TRY IT -
Print the entries exactly; skip the pictures.

DATA -

──────────────────────────────

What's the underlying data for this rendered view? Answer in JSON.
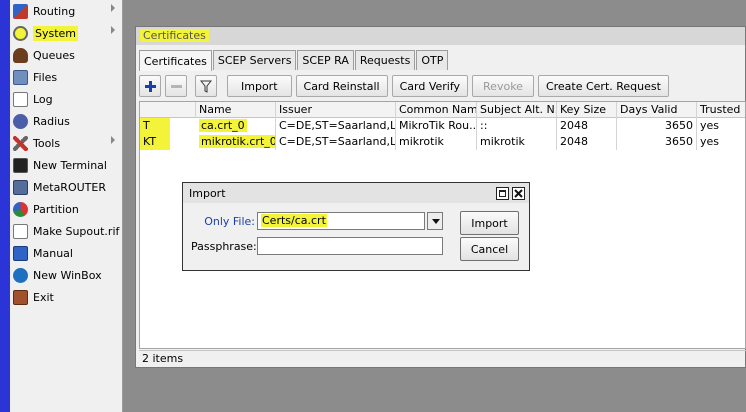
{
  "menu": {
    "items": [
      {
        "label": "Routing"
      },
      {
        "label": "System"
      },
      {
        "label": "Queues"
      },
      {
        "label": "Files"
      },
      {
        "label": "Log"
      },
      {
        "label": "Radius"
      },
      {
        "label": "Tools"
      },
      {
        "label": "New Terminal"
      },
      {
        "label": "MetaROUTER"
      },
      {
        "label": "Partition"
      },
      {
        "label": "Make Supout.rif"
      },
      {
        "label": "Manual"
      },
      {
        "label": "New WinBox"
      },
      {
        "label": "Exit"
      }
    ]
  },
  "window": {
    "title": "Certificates",
    "tabs": [
      "Certificates",
      "SCEP Servers",
      "SCEP RA",
      "Requests",
      "OTP"
    ],
    "toolbar": {
      "import": "Import",
      "card_reinstall": "Card Reinstall",
      "card_verify": "Card Verify",
      "revoke": "Revoke",
      "create_request": "Create Cert. Request"
    },
    "columns": [
      "Name",
      "Issuer",
      "Common Name",
      "Subject Alt. N...",
      "Key Size",
      "Days Valid",
      "Trusted"
    ],
    "rows": [
      {
        "flags": "T",
        "name": "ca.crt_0",
        "issuer": "C=DE,ST=Saarland,L...",
        "common_name": "MikroTik Rou...",
        "subject_alt": "::",
        "key_size": "2048",
        "days_valid": "3650",
        "trusted": "yes"
      },
      {
        "flags": "KT",
        "name": "mikrotik.crt_0",
        "issuer": "C=DE,ST=Saarland,L...",
        "common_name": "mikrotik",
        "subject_alt": "mikrotik",
        "key_size": "2048",
        "days_valid": "3650",
        "trusted": "yes"
      }
    ],
    "status": "2 items"
  },
  "dialog": {
    "title": "Import",
    "only_file_label": "Only File:",
    "only_file_value": "Certs/ca.crt",
    "passphrase_label": "Passphrase:",
    "passphrase_value": "",
    "import_button": "Import",
    "cancel_button": "Cancel"
  },
  "colors": {
    "highlight": "#f3f33a",
    "blue_bar": "#2b34d6",
    "background": "#8c8c8c"
  }
}
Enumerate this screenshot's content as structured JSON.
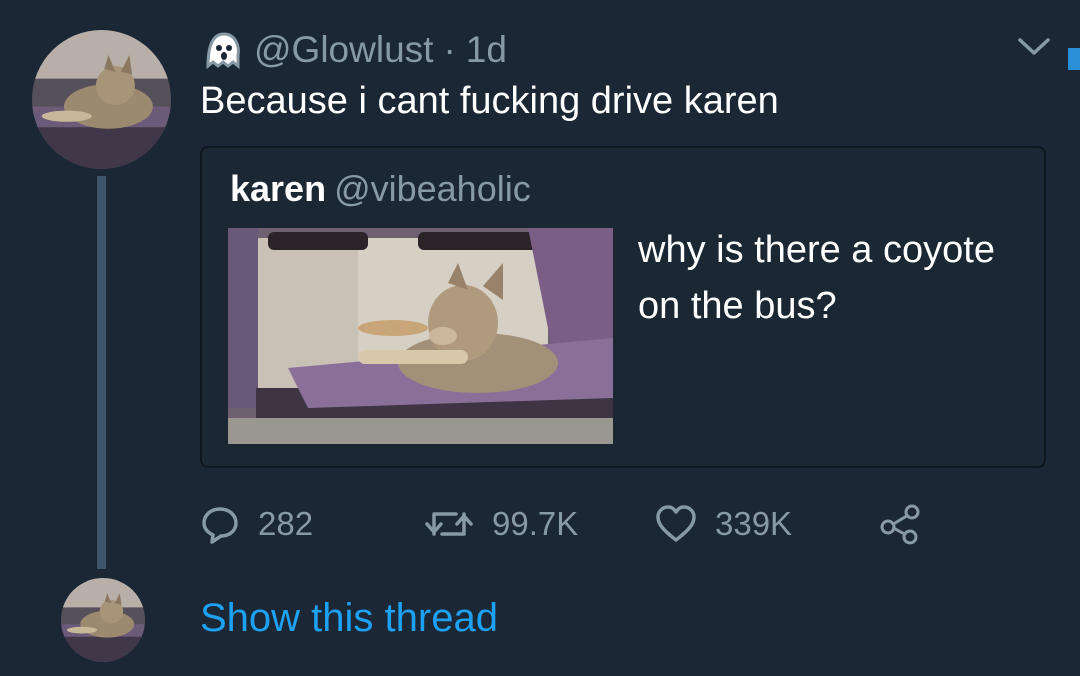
{
  "tweet": {
    "handle": "@Glowlust",
    "separator": "·",
    "time": "1d",
    "text": "Because i cant fucking drive karen",
    "avatar_icon": "coyote-avatar"
  },
  "quote": {
    "name": "karen",
    "handle": "@vibeaholic",
    "text": "why is there a coyote on the bus?",
    "image_icon": "coyote-on-bus-photo"
  },
  "actions": {
    "replies": "282",
    "retweets": "99.7K",
    "likes": "339K"
  },
  "show_thread": "Show this thread",
  "colors": {
    "background": "#1b2735",
    "muted": "#8899a6",
    "link": "#1da1f2",
    "thread_line": "#3f5569"
  }
}
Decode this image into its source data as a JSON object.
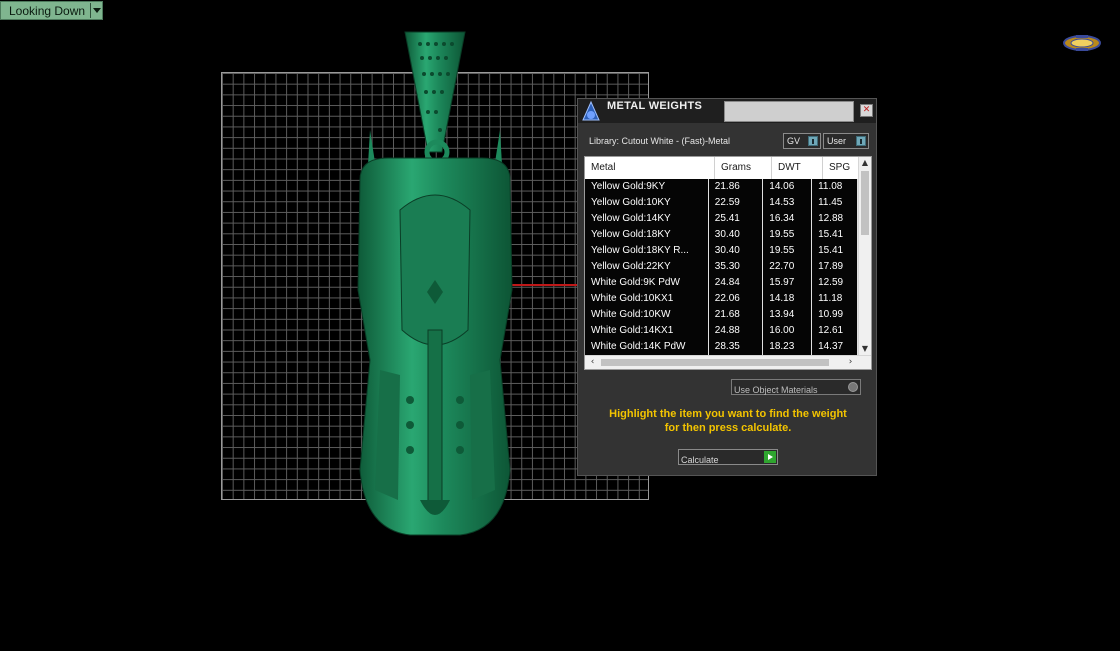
{
  "viewport": {
    "view_label": "Looking Down"
  },
  "panel": {
    "title": "METAL WEIGHTS",
    "library": "Library: Cutout White - (Fast)-Metal",
    "toggle_gv": "GV",
    "toggle_user": "User",
    "columns": [
      "Metal",
      "Grams",
      "DWT",
      "SPG"
    ],
    "rows": [
      [
        "Yellow Gold:9KY",
        "21.86",
        "14.06",
        "11.08"
      ],
      [
        "Yellow Gold:10KY",
        "22.59",
        "14.53",
        "11.45"
      ],
      [
        "Yellow Gold:14KY",
        "25.41",
        "16.34",
        "12.88"
      ],
      [
        "Yellow Gold:18KY",
        "30.40",
        "19.55",
        "15.41"
      ],
      [
        "Yellow Gold:18KY R...",
        "30.40",
        "19.55",
        "15.41"
      ],
      [
        "Yellow Gold:22KY",
        "35.30",
        "22.70",
        "17.89"
      ],
      [
        "White Gold:9K PdW",
        "24.84",
        "15.97",
        "12.59"
      ],
      [
        "White Gold:10KX1",
        "22.06",
        "14.18",
        "11.18"
      ],
      [
        "White Gold:10KW",
        "21.68",
        "13.94",
        "10.99"
      ],
      [
        "White Gold:14KX1",
        "24.88",
        "16.00",
        "12.61"
      ],
      [
        "White Gold:14K PdW",
        "28.35",
        "18.23",
        "14.37"
      ]
    ],
    "use_object_materials": "Use Object Materials",
    "instructions_line1": "Highlight the item you want to find the weight",
    "instructions_line2": "for then press calculate.",
    "calculate": "Calculate"
  },
  "colors": {
    "model_green": "#1f8a5c",
    "instructions": "#f3c400",
    "viewport_label_bg": "#7fb58f"
  }
}
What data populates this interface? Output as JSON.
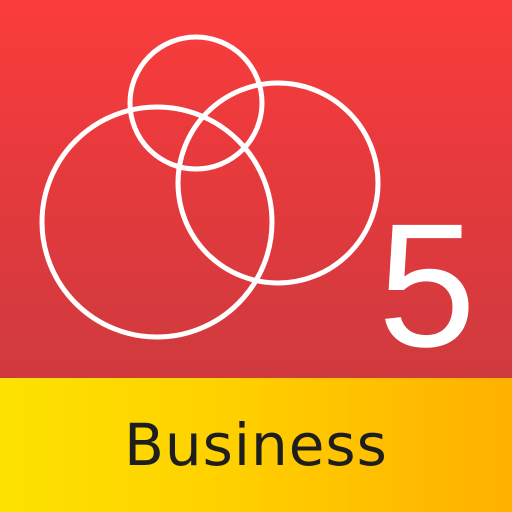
{
  "icon": {
    "version_number": "5",
    "edition_label": "Business",
    "symbol": "overlapping-circles-icon"
  },
  "colors": {
    "top_gradient": [
      "#fb3c3c",
      "#cf3a3e"
    ],
    "bottom_gradient": [
      "#fde200",
      "#ffb000"
    ],
    "circle_stroke": "#ffffff",
    "label_text": "#1e1e1e"
  }
}
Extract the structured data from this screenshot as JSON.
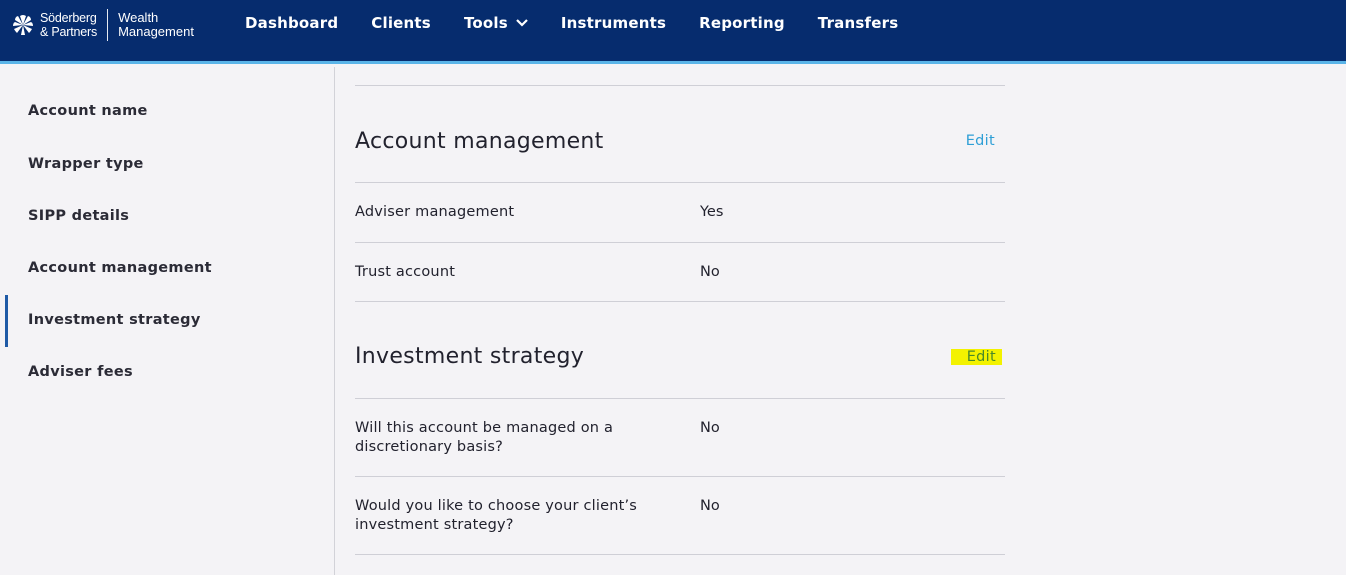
{
  "brand": {
    "name_line1": "Söderberg",
    "name_line2": "& Partners",
    "sub_line1": "Wealth",
    "sub_line2": "Management",
    "logo_icon": "flower-logo-icon"
  },
  "nav": {
    "items": [
      {
        "label": "Dashboard"
      },
      {
        "label": "Clients"
      },
      {
        "label": "Tools",
        "has_dropdown": true
      },
      {
        "label": "Instruments"
      },
      {
        "label": "Reporting"
      },
      {
        "label": "Transfers"
      }
    ]
  },
  "sidebar": {
    "items": [
      {
        "label": "Account name"
      },
      {
        "label": "Wrapper type"
      },
      {
        "label": "SIPP details"
      },
      {
        "label": "Account management"
      },
      {
        "label": "Investment strategy",
        "active": true
      },
      {
        "label": "Adviser fees"
      }
    ]
  },
  "sections": {
    "account_management": {
      "title": "Account management",
      "edit_label": "Edit",
      "rows": [
        {
          "label": "Adviser management",
          "value": "Yes"
        },
        {
          "label": "Trust account",
          "value": "No"
        }
      ]
    },
    "investment_strategy": {
      "title": "Investment strategy",
      "edit_label": "Edit",
      "rows": [
        {
          "label": "Will this account be managed on a discretionary basis?",
          "value": "No"
        },
        {
          "label": "Would you like to choose your client’s investment strategy?",
          "value": "No"
        }
      ]
    }
  },
  "colors": {
    "header_bg": "#062c6e",
    "header_accent": "#5ab4e8",
    "link": "#2f9fd6",
    "highlight": "#f3f200",
    "active_bar": "#1f5aa6"
  }
}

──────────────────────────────

FINAL ANSWER -
What's the underlying data for this rendered view? Answer in JSON.
{
  "menu": {
    "items": [
      {
        "label": "Routing"
      },
      {
        "label": "System"
      },
      {
        "label": "Queues"
      },
      {
        "label": "Files"
      },
      {
        "label": "Log"
      },
      {
        "label": "Radius"
      },
      {
        "label": "Tools"
      },
      {
        "label": "New Terminal"
      },
      {
        "label": "MetaROUTER"
      },
      {
        "label": "Partition"
      },
      {
        "label": "Make Supout.rif"
      },
      {
        "label": "Manual"
      },
      {
        "label": "New WinBox"
      },
      {
        "label": "Exit"
      }
    ]
  },
  "window": {
    "title": "Certificates",
    "tabs": [
      "Certificates",
      "SCEP Servers",
      "SCEP RA",
      "Requests",
      "OTP"
    ],
    "toolbar": {
      "import": "Import",
      "card_reinstall": "Card Reinstall",
      "card_verify": "Card Verify",
      "revoke": "Revoke",
      "create_request": "Create Cert. Request"
    },
    "columns": [
      "Name",
      "Issuer",
      "Common Name",
      "Subject Alt. N...",
      "Key Size",
      "Days Valid",
      "Trusted"
    ],
    "rows": [
      {
        "flags": "T",
        "name": "ca.crt_0",
        "issuer": "C=DE,ST=Saarland,L...",
        "common_name": "MikroTik Rou...",
        "subject_alt": "::",
        "key_size": "2048",
        "days_valid": "3650",
        "trusted": "yes"
      },
      {
        "flags": "KT",
        "name": "mikrotik.crt_0",
        "issuer": "C=DE,ST=Saarland,L...",
        "common_name": "mikrotik",
        "subject_alt": "mikrotik",
        "key_size": "2048",
        "days_valid": "3650",
        "trusted": "yes"
      }
    ],
    "status": "2 items"
  },
  "dialog": {
    "title": "Import",
    "only_file_label": "Only File:",
    "only_file_value": "Certs/ca.crt",
    "passphrase_label": "Passphrase:",
    "passphrase_value": "",
    "import_button": "Import",
    "cancel_button": "Cancel"
  },
  "colors": {
    "highlight": "#f3f33a",
    "blue_bar": "#2b34d6",
    "background": "#8c8c8c"
  }
}
Enumerate this screenshot's content as structured JSON.
{
  "tweet": {
    "handle": "@Glowlust",
    "separator": "·",
    "time": "1d",
    "text": "Because i cant fucking drive karen",
    "avatar_icon": "coyote-avatar"
  },
  "quote": {
    "name": "karen",
    "handle": "@vibeaholic",
    "text": "why is there a coyote on the bus?",
    "image_icon": "coyote-on-bus-photo"
  },
  "actions": {
    "replies": "282",
    "retweets": "99.7K",
    "likes": "339K"
  },
  "show_thread": "Show this thread",
  "colors": {
    "background": "#1b2735",
    "muted": "#8899a6",
    "link": "#1da1f2",
    "thread_line": "#3f5569"
  }
}
Decode this image into its source data as a JSON object.
{
  "viewport": {
    "view_label": "Looking Down"
  },
  "panel": {
    "title": "METAL WEIGHTS",
    "library": "Library: Cutout White - (Fast)-Metal",
    "toggle_gv": "GV",
    "toggle_user": "User",
    "columns": [
      "Metal",
      "Grams",
      "DWT",
      "SPG"
    ],
    "rows": [
      [
        "Yellow Gold:9KY",
        "21.86",
        "14.06",
        "11.08"
      ],
      [
        "Yellow Gold:10KY",
        "22.59",
        "14.53",
        "11.45"
      ],
      [
        "Yellow Gold:14KY",
        "25.41",
        "16.34",
        "12.88"
      ],
      [
        "Yellow Gold:18KY",
        "30.40",
        "19.55",
        "15.41"
      ],
      [
        "Yellow Gold:18KY R...",
        "30.40",
        "19.55",
        "15.41"
      ],
      [
        "Yellow Gold:22KY",
        "35.30",
        "22.70",
        "17.89"
      ],
      [
        "White Gold:9K PdW",
        "24.84",
        "15.97",
        "12.59"
      ],
      [
        "White Gold:10KX1",
        "22.06",
        "14.18",
        "11.18"
      ],
      [
        "White Gold:10KW",
        "21.68",
        "13.94",
        "10.99"
      ],
      [
        "White Gold:14KX1",
        "24.88",
        "16.00",
        "12.61"
      ],
      [
        "White Gold:14K PdW",
        "28.35",
        "18.23",
        "14.37"
      ]
    ],
    "use_object_materials": "Use Object Materials",
    "instructions_line1": "Highlight the item you want to find the weight",
    "instructions_line2": "for then press calculate.",
    "calculate": "Calculate"
  },
  "colors": {
    "model_green": "#1f8a5c",
    "instructions": "#f3c400",
    "viewport_label_bg": "#7fb58f"
  }
}
What data populates this interface? Output as JSON.
{
  "icon": {
    "version_number": "5",
    "edition_label": "Business",
    "symbol": "overlapping-circles-icon"
  },
  "colors": {
    "top_gradient": [
      "#fb3c3c",
      "#cf3a3e"
    ],
    "bottom_gradient": [
      "#fde200",
      "#ffb000"
    ],
    "circle_stroke": "#ffffff",
    "label_text": "#1e1e1e"
  }
}
Extract the structured data from this screenshot as JSON.
{
  "brand": {
    "name_line1": "Söderberg",
    "name_line2": "& Partners",
    "sub_line1": "Wealth",
    "sub_line2": "Management",
    "logo_icon": "flower-logo-icon"
  },
  "nav": {
    "items": [
      {
        "label": "Dashboard"
      },
      {
        "label": "Clients"
      },
      {
        "label": "Tools",
        "has_dropdown": true
      },
      {
        "label": "Instruments"
      },
      {
        "label": "Reporting"
      },
      {
        "label": "Transfers"
      }
    ]
  },
  "sidebar": {
    "items": [
      {
        "label": "Account name"
      },
      {
        "label": "Wrapper type"
      },
      {
        "label": "SIPP details"
      },
      {
        "label": "Account management"
      },
      {
        "label": "Investment strategy",
        "active": true
      },
      {
        "label": "Adviser fees"
      }
    ]
  },
  "sections": {
    "account_management": {
      "title": "Account management",
      "edit_label": "Edit",
      "rows": [
        {
          "label": "Adviser management",
          "value": "Yes"
        },
        {
          "label": "Trust account",
          "value": "No"
        }
      ]
    },
    "investment_strategy": {
      "title": "Investment strategy",
      "edit_label": "Edit",
      "rows": [
        {
          "label": "Will this account be managed on a discretionary basis?",
          "value": "No"
        },
        {
          "label": "Would you like to choose your client’s investment strategy?",
          "value": "No"
        }
      ]
    }
  },
  "colors": {
    "header_bg": "#062c6e",
    "header_accent": "#5ab4e8",
    "link": "#2f9fd6",
    "highlight": "#f3f200",
    "active_bar": "#1f5aa6"
  }
}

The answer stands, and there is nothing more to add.